  • On the very first play after the field goal Purdue commits a 15-yard penalty after a 14-yard play. CMU gains 29 yards in one play and makes it 28-10 a few plays later as a result.
  • Mostert converts a 4th and 3, but fumbles after the reception. CMU recovers. Had Mostert not fumbled Purdue has the ball around the CMU 30 with about 5 minutes left in the third and has a chance to score. CMU got a field goal afterwards to make it 31-10.
  • Down 31-10, Etling underthrows another pass that is picked off. He had a number of bad throws today, but this was his last chance, early in the 4th quarter, to rectify things and make a play. The likelihood of a comeback was still small, but possible before this throw. It ended the game.

So there you have it. That's 10 critical mistakes where it was all Purdue's fault. The Chips played well in that they did not make mistakes. Yes, it was concerning that Thomas Rawls ran for 155 yards, scored two TDs, and had another 50 yards through the air, but much of that came after the game we well in Central's favor.

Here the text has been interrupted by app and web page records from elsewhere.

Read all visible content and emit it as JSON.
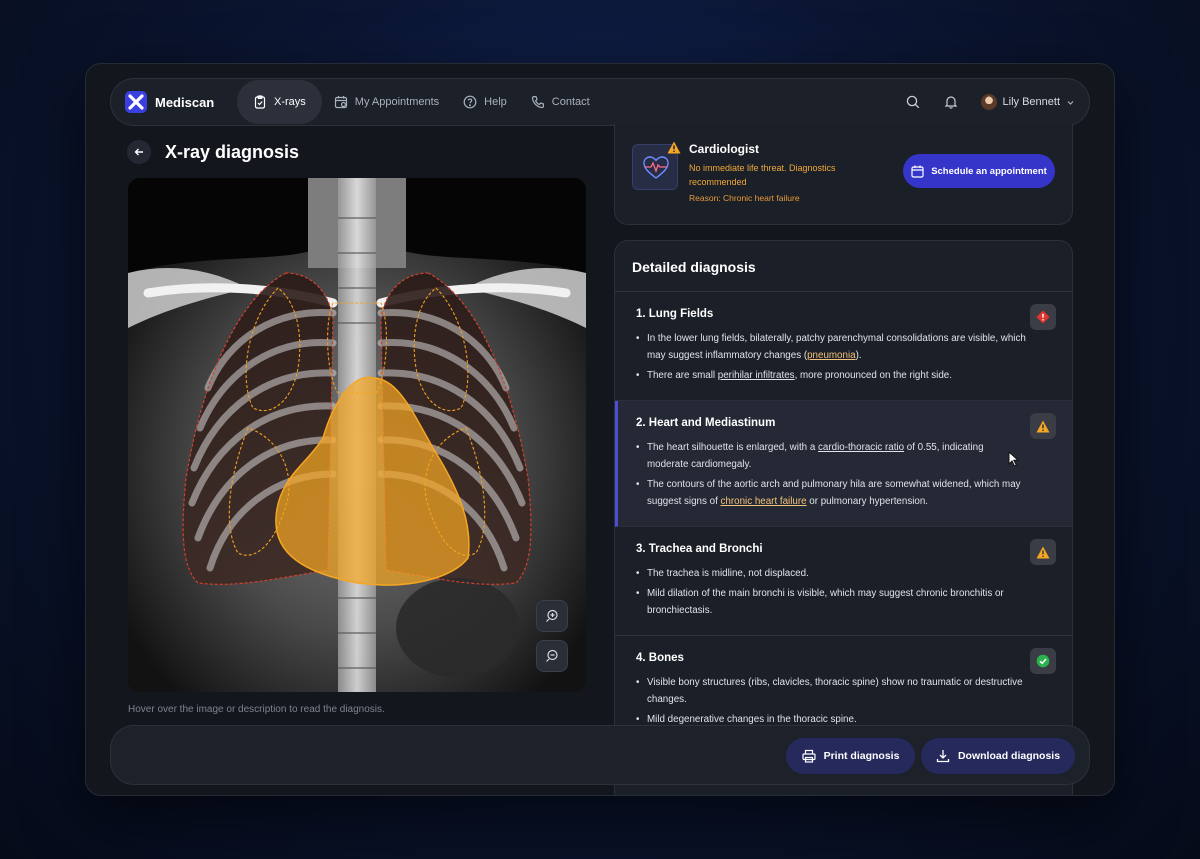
{
  "app": {
    "name": "Mediscan"
  },
  "nav": {
    "items": [
      {
        "label": "X-rays",
        "icon": "clipboard-icon",
        "active": true
      },
      {
        "label": "My Appointments",
        "icon": "calendar-icon",
        "active": false
      },
      {
        "label": "Help",
        "icon": "help-icon",
        "active": false
      },
      {
        "label": "Contact",
        "icon": "phone-icon",
        "active": false
      }
    ],
    "user_name": "Lily Bennett"
  },
  "page": {
    "title": "X-ray diagnosis",
    "hint": "Hover over the image or description to read the diagnosis."
  },
  "specialist": {
    "title": "Cardiologist",
    "description": "No immediate life threat. Diagnostics recommended",
    "reason": "Reason: Chronic heart failure",
    "schedule_label": "Schedule an appointment"
  },
  "diagnosis": {
    "header": "Detailed diagnosis",
    "sections": [
      {
        "title": "1. Lung Fields",
        "status": "danger",
        "b1a": "In the lower lung fields, bilaterally, patchy parenchymal consolidations are visible, which may suggest inflammatory changes (",
        "b1h": "pneumonia",
        "b1b": ").",
        "b2a": "There are small ",
        "b2h": "perihilar infiltrates",
        "b2b": ", more pronounced on the right side."
      },
      {
        "title": "2. Heart and Mediastinum",
        "status": "warning",
        "b1a": "The heart silhouette is enlarged, with a ",
        "b1h": "cardio-thoracic ratio",
        "b1b": " of 0.55, indicating moderate cardiomegaly.",
        "b2a": "The contours of the aortic arch and pulmonary hila are somewhat widened, which may suggest signs of ",
        "b2h": "chronic heart failure",
        "b2b": " or pulmonary hypertension."
      },
      {
        "title": "3. Trachea and Bronchi",
        "status": "warning",
        "b1": "The trachea is midline, not displaced.",
        "b2": "Mild dilation of the main bronchi is visible, which may suggest chronic bronchitis or bronchiectasis."
      },
      {
        "title": "4. Bones",
        "status": "ok",
        "b1": "Visible bony structures (ribs, clavicles, thoracic spine) show no traumatic or destructive changes.",
        "b2": "Mild degenerative changes in the thoracic spine."
      }
    ]
  },
  "actions": {
    "print_label": "Print diagnosis",
    "download_label": "Download diagnosis"
  },
  "colors": {
    "accent": "#3536c9",
    "warning": "#f0a93a",
    "danger": "#e0352f",
    "ok": "#2bb24c",
    "highlight": "#f5a623"
  }
}
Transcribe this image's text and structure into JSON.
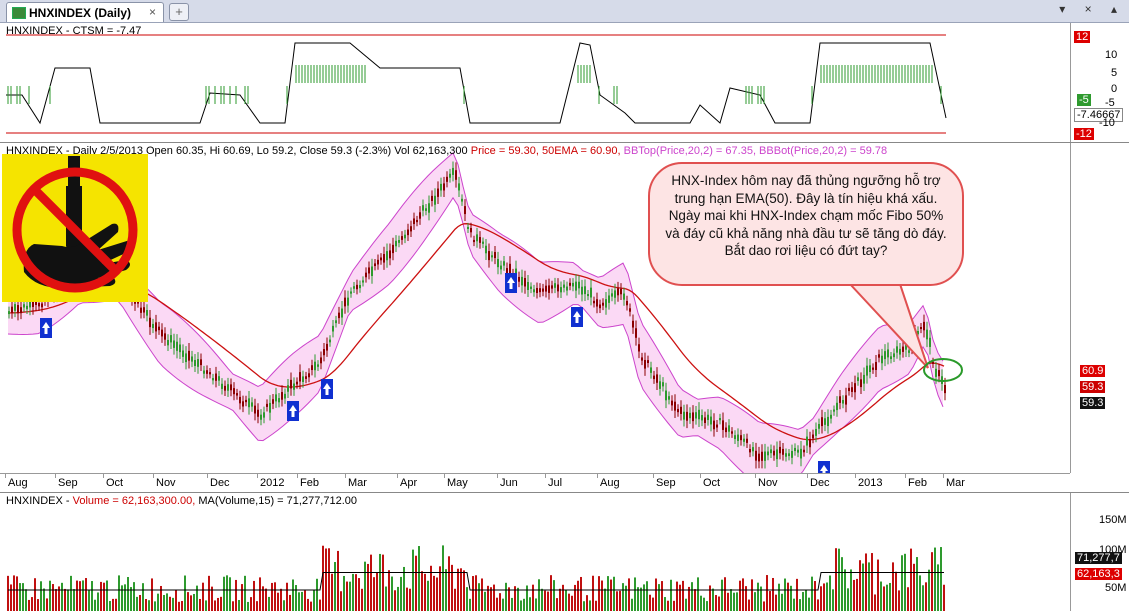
{
  "tab": {
    "title": "HNXINDEX (Daily)",
    "close": "×",
    "new_tab": "+"
  },
  "window_buttons": "▾ × ▴",
  "indicator_pane": {
    "title": "HNXINDEX - CTSM = -7.47",
    "y_ticks": [
      "10",
      "5",
      "0",
      "-5",
      "-10"
    ],
    "badges": {
      "top": "12",
      "green": "-5",
      "value": "-7.46667",
      "bottom": "-12"
    },
    "colors": {
      "bars": "#2e9a2e",
      "line": "#000000",
      "bands": "#cc0000"
    }
  },
  "price_pane": {
    "title_parts": {
      "symbol": "HNXINDEX - Daily 2/5/2013 Open 60.35, Hi 60.69, Lo 59.2, Close 59.3 (-2.3%) Vol 62,163,300",
      "price": " Price = 59.30,",
      "ema": " 50EMA = 60.90,",
      "bbtop": " BBTop(Price,20,2) = 67.35,",
      "bbbot": " BBBot(Price,20,2) = 59.78"
    },
    "badges": {
      "ema": "60.9",
      "price1": "59.3",
      "price2": "59.3"
    },
    "callout": "HNX-Index hôm nay đã thủng ngưỡng hỗ trợ trung hạn EMA(50). Đây là tín hiệu khá xấu. Ngày mai khi HNX-Index chạm mốc Fibo 50% và đáy cũ khả năng nhà đầu tư sẽ tăng dò đáy. Bắt dao rơi liệu có đứt tay?",
    "colors": {
      "up": "#2e9a2e",
      "down": "#8b0000",
      "ema": "#cc1111",
      "bands": "#cc44cc",
      "band_fill": "#fbd9f5",
      "arrow": "#1030d0"
    }
  },
  "x_axis": [
    "Aug",
    "Sep",
    "Oct",
    "Nov",
    "Dec",
    "2012",
    "Feb",
    "Mar",
    "Apr",
    "May",
    "Jun",
    "Jul",
    "Aug",
    "Sep",
    "Oct",
    "Nov",
    "Dec",
    "2013",
    "Feb",
    "Mar"
  ],
  "volume_pane": {
    "title_parts": {
      "symbol": "HNXINDEX - ",
      "vol": "Volume = 62,163,300.00,",
      "ma": " MA(Volume,15) = 71,277,712.00"
    },
    "y_ticks": [
      "150M",
      "100M",
      "50M"
    ],
    "badges": {
      "ma": "71,277,7",
      "vol": "62,163,3"
    }
  }
}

It was not as much of a factor as the 10 Purdue mistakes listed above.

For the second straight season Purdue was dominated at home by a MAC team. With all due respect to Central Michigan, at least Northern Illinois last year was one of the best MAC teams ever. CMU was 6-6 last year and struggled to get there. They were played harder by Chattanooga last week, a middling SoCon team that is about as far from the Big Ten as you can get. Purdue had a chance to build on the momentum, something that Darrell Hazell talked about since he was hired, and it failed miserably in doing so.

Which brings us to coach Hazell. Look, I like the guy. I mean, I really like the guy and what he is trying to implement. He is saying all the right things and is not at least trying to roll a line of bullshit like the previous staff. Unfortunately, we're 14 games in and what do we have to show for it? We're about the ugliest 2-12 you can be in that time. We have beaten an awful FCS team, a bad MAC team, and we have looked good for what, three quarters against Notre Dame? That's what we're hanging the entire program on right now.

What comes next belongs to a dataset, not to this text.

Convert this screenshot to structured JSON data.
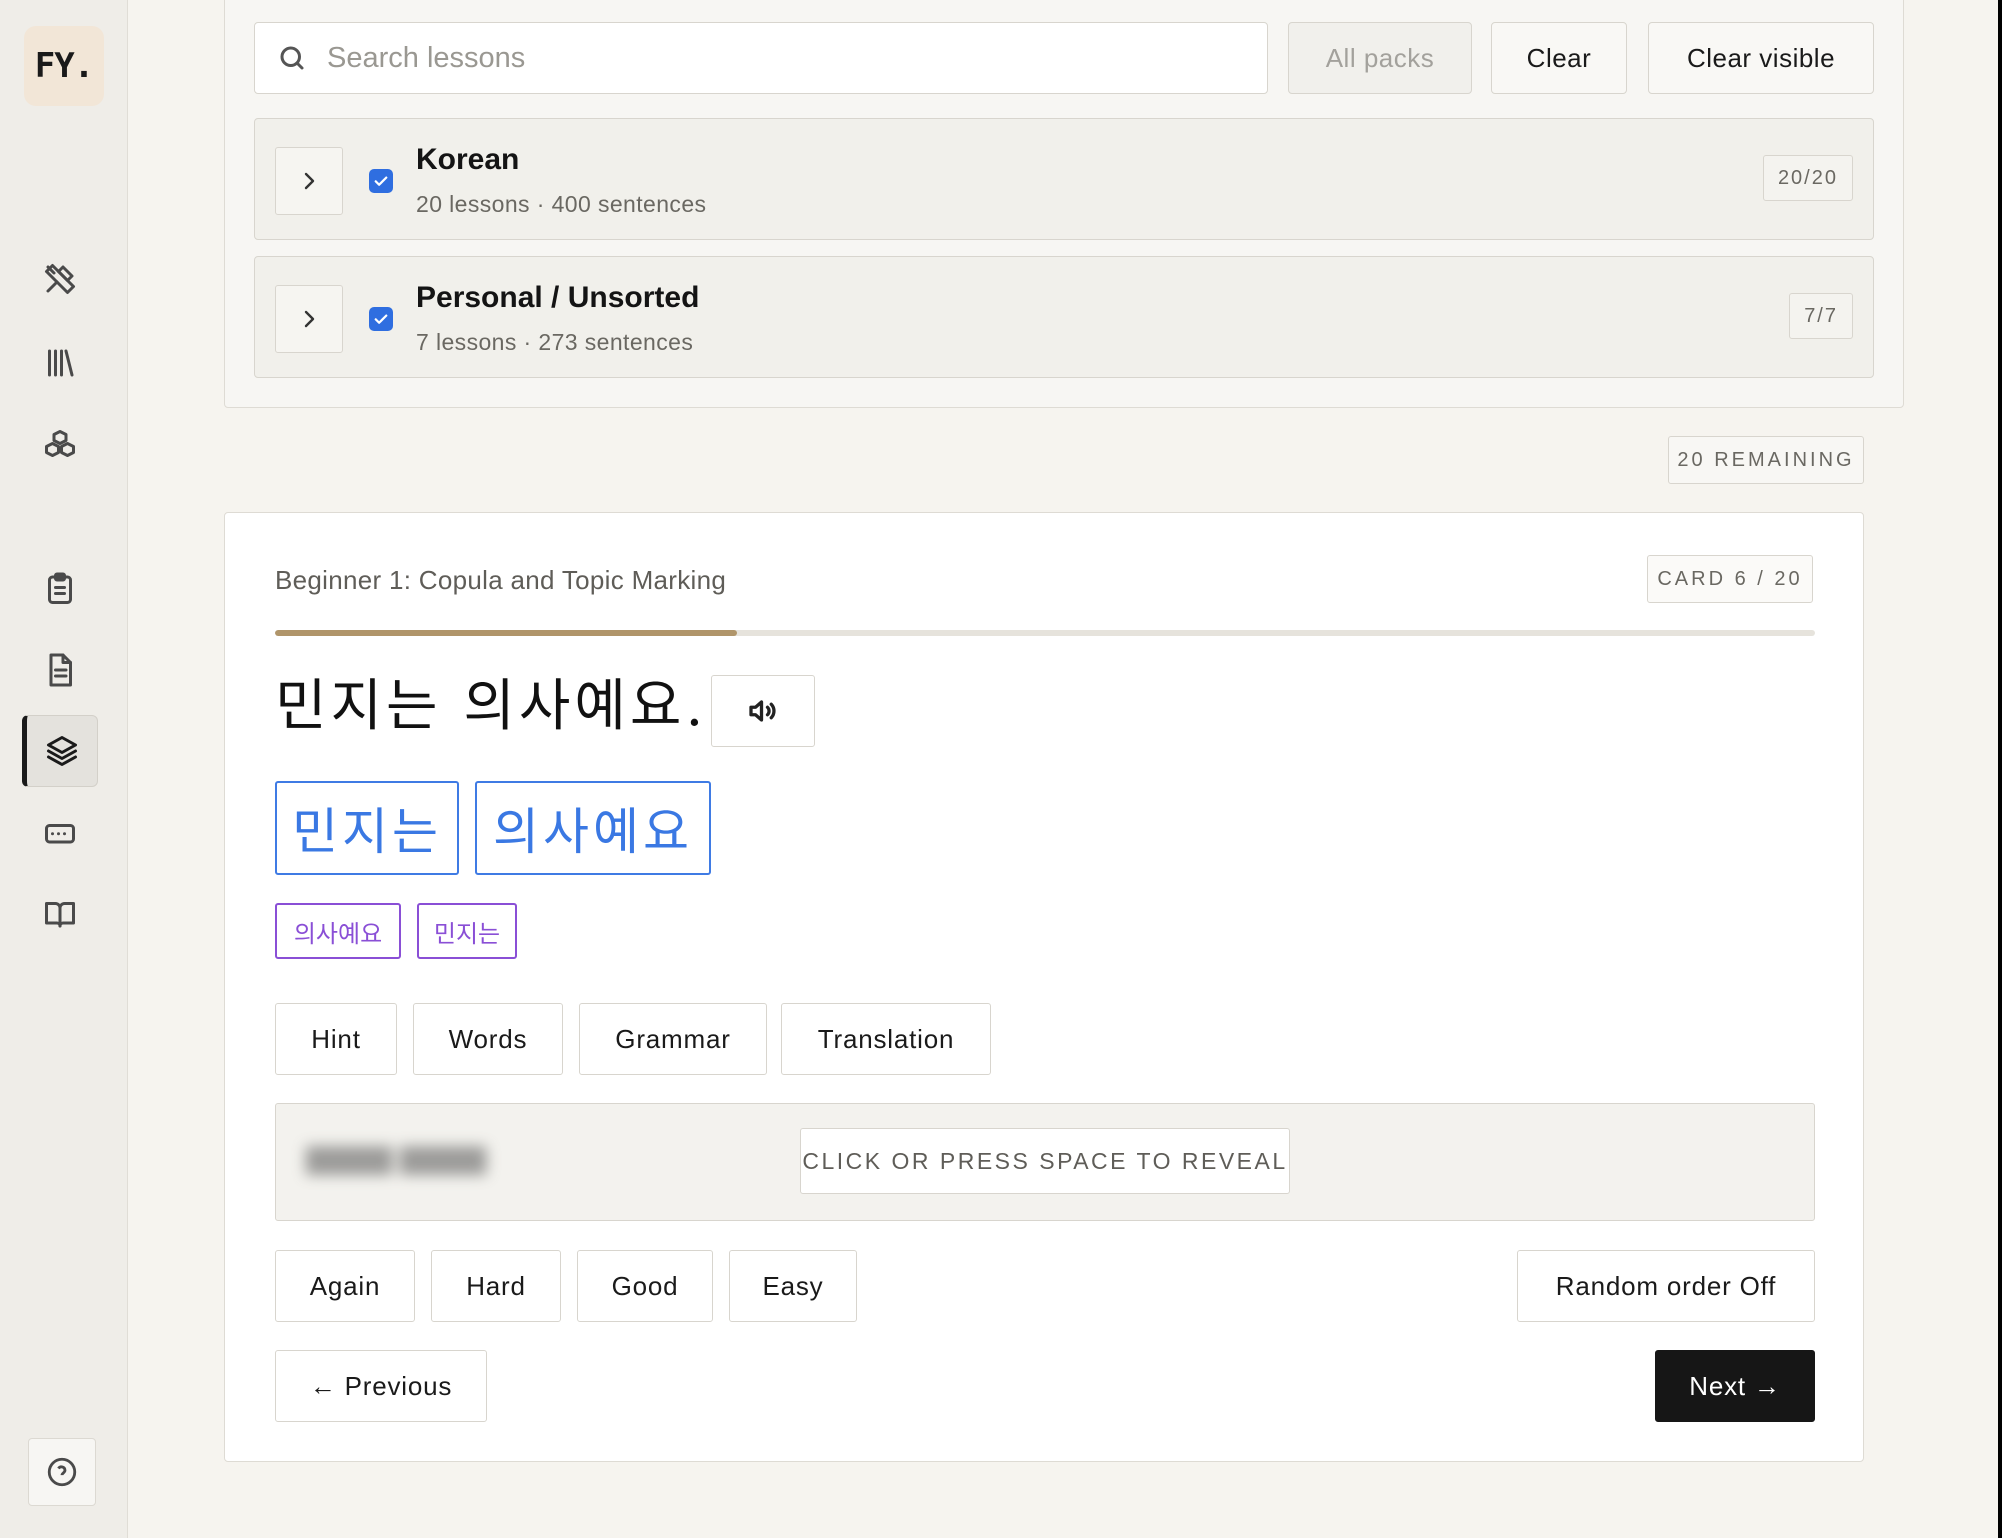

I recognize that we're playing a ridiculous amount of freshmen and sophomores, but when those freshmen and sophomores are not just losing to MAC teams, but getting blown out, it is disconcerting at best. Hazell seems like a guy that would be great if we had the luxury of giving him 6-7 years to slowly build a program. That's not allowed in modern college football, however. You get one year to suck, one year to at least show improvement, and if you look s bad as Purdue has so far in both of those, your days are numbered. At this point, can we expect a huge turn around in year three when Danny Etling has regressed and we get a much tougher non-conference schedule of at Marshall and home against Virginia Tech next season?

I really hope this is a big step back to have Hazell light a fire underneath this team before the game in Indy next week against Notre Dame. Maybe I am wrong and Purdue finally clicks next week to stun the Irish. I am a realist though. We just got pantsed at home by a team that 10 out of the other 13 teams in the Big Ten would handle with ease. As you can see above, it is not like Central Michigan did anything extraordinary to beat us, either. They sat back, waited for us to screw up, and took full advantage. That makes the rest of the season, against far better teams, look pretty dismal.

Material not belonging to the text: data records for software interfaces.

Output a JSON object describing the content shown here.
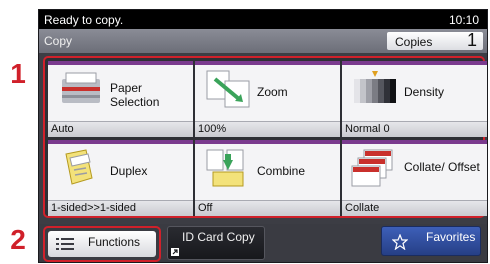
{
  "callouts": {
    "first": "1",
    "second": "2"
  },
  "status_bar": {
    "message": "Ready to copy.",
    "time": "10:10"
  },
  "title_bar": {
    "title": "Copy",
    "copies_label": "Copies",
    "copies_count": "1"
  },
  "tiles": [
    {
      "label": "Paper Selection",
      "value": "Auto",
      "icon": "paper-tray-icon"
    },
    {
      "label": "Zoom",
      "value": "100%",
      "icon": "zoom-icon"
    },
    {
      "label": "Density",
      "value": "Normal 0",
      "icon": "density-icon"
    },
    {
      "label": "Duplex",
      "value": "1-sided>>1-sided",
      "icon": "duplex-icon"
    },
    {
      "label": "Combine",
      "value": "Off",
      "icon": "combine-icon"
    },
    {
      "label": "Collate/ Offset",
      "value": "Collate",
      "icon": "collate-icon"
    }
  ],
  "bottom_bar": {
    "functions_label": "Functions",
    "id_card_label": "ID Card Copy",
    "favorites_label": "Favorites"
  },
  "colors": {
    "accent": "#7a3a8e",
    "callout": "#d0202a",
    "favorites": "#2f4fa3"
  }
}
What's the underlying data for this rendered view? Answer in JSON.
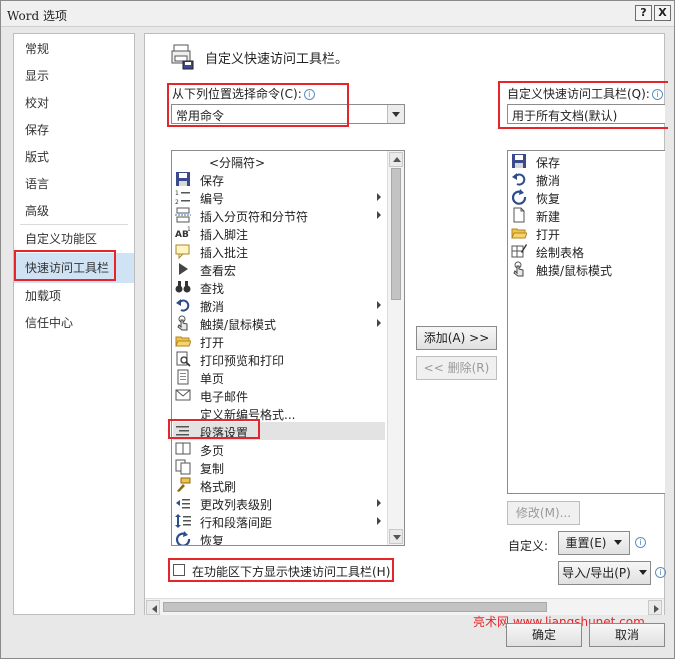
{
  "window": {
    "title": "Word 选项",
    "help_label": "?",
    "close_label": "X"
  },
  "nav": {
    "items": [
      {
        "label": "常规"
      },
      {
        "label": "显示"
      },
      {
        "label": "校对"
      },
      {
        "label": "保存"
      },
      {
        "label": "版式"
      },
      {
        "label": "语言"
      },
      {
        "label": "高级"
      },
      {
        "label": "自定义功能区"
      },
      {
        "label": "快速访问工具栏",
        "selected": true
      },
      {
        "label": "加载项"
      },
      {
        "label": "信任中心"
      }
    ]
  },
  "panel": {
    "heading": "自定义快速访问工具栏。",
    "choose_from": {
      "label": "从下列位置选择命令(C):",
      "info": "i",
      "value": "常用命令"
    },
    "customize_for": {
      "label": "自定义快速访问工具栏(Q):",
      "info": "i",
      "value": "用于所有文档(默认)"
    }
  },
  "commands": [
    {
      "label": "<分隔符>",
      "icon": "none"
    },
    {
      "label": "保存",
      "icon": "save-icon"
    },
    {
      "label": "编号",
      "icon": "numbering-icon",
      "submenu": true
    },
    {
      "label": "插入分页符和分节符",
      "icon": "page-break-icon",
      "submenu": true
    },
    {
      "label": "插入脚注",
      "icon": "footnote-icon"
    },
    {
      "label": "插入批注",
      "icon": "comment-icon"
    },
    {
      "label": "查看宏",
      "icon": "macro-icon"
    },
    {
      "label": "查找",
      "icon": "find-icon"
    },
    {
      "label": "撤消",
      "icon": "undo-icon",
      "submenu": true
    },
    {
      "label": "触摸/鼠标模式",
      "icon": "touch-mode-icon",
      "submenu": true
    },
    {
      "label": "打开",
      "icon": "open-folder-icon"
    },
    {
      "label": "打印预览和打印",
      "icon": "print-preview-icon"
    },
    {
      "label": "单页",
      "icon": "one-page-icon"
    },
    {
      "label": "电子邮件",
      "icon": "email-icon"
    },
    {
      "label": "定义新编号格式...",
      "icon": "none"
    },
    {
      "label": "段落设置",
      "icon": "paragraph-icon",
      "selected": true
    },
    {
      "label": "多页",
      "icon": "multi-page-icon"
    },
    {
      "label": "复制",
      "icon": "copy-icon"
    },
    {
      "label": "格式刷",
      "icon": "format-painter-icon"
    },
    {
      "label": "更改列表级别",
      "icon": "list-level-icon",
      "submenu": true
    },
    {
      "label": "行和段落间距",
      "icon": "line-spacing-icon",
      "submenu": true
    },
    {
      "label": "恢复",
      "icon": "redo-icon"
    }
  ],
  "toolbar_items": [
    {
      "label": "保存",
      "icon": "save-icon"
    },
    {
      "label": "撤消",
      "icon": "undo-icon"
    },
    {
      "label": "恢复",
      "icon": "redo-icon"
    },
    {
      "label": "新建",
      "icon": "new-doc-icon"
    },
    {
      "label": "打开",
      "icon": "open-folder-icon"
    },
    {
      "label": "绘制表格",
      "icon": "draw-table-icon"
    },
    {
      "label": "触摸/鼠标模式",
      "icon": "touch-mode-icon"
    }
  ],
  "buttons": {
    "add": "添加(A) >>",
    "remove": "<< 删除(R)",
    "modify": "修改(M)...",
    "customize_label": "自定义:",
    "reset": "重置(E)",
    "import_export": "导入/导出(P)",
    "ok": "确定",
    "cancel": "取消"
  },
  "checkbox": {
    "label": "在功能区下方显示快速访问工具栏(H)",
    "checked": false
  },
  "watermark": "亮术网 www.liangshunet.com",
  "colors": {
    "highlight_box": "#e4262b",
    "nav_selected": "#cfe3f5"
  }
}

I don't want to be totally negative, however. In the area of small bright spots:

Ja'Whaun Bentley - The kid is going to be a stud for us. He plays like a linebacker should. Can we clone him? He actually tries to hit people instead of standing there and dancing with them like I saw from Sean Robinson, Williams, and others today.

Austin Appleby - Well, people got to see him, but he is not the savior. We have far bigger issues than a simple QB change can solve.

Dolapo Macarthy - Play him more. That is all.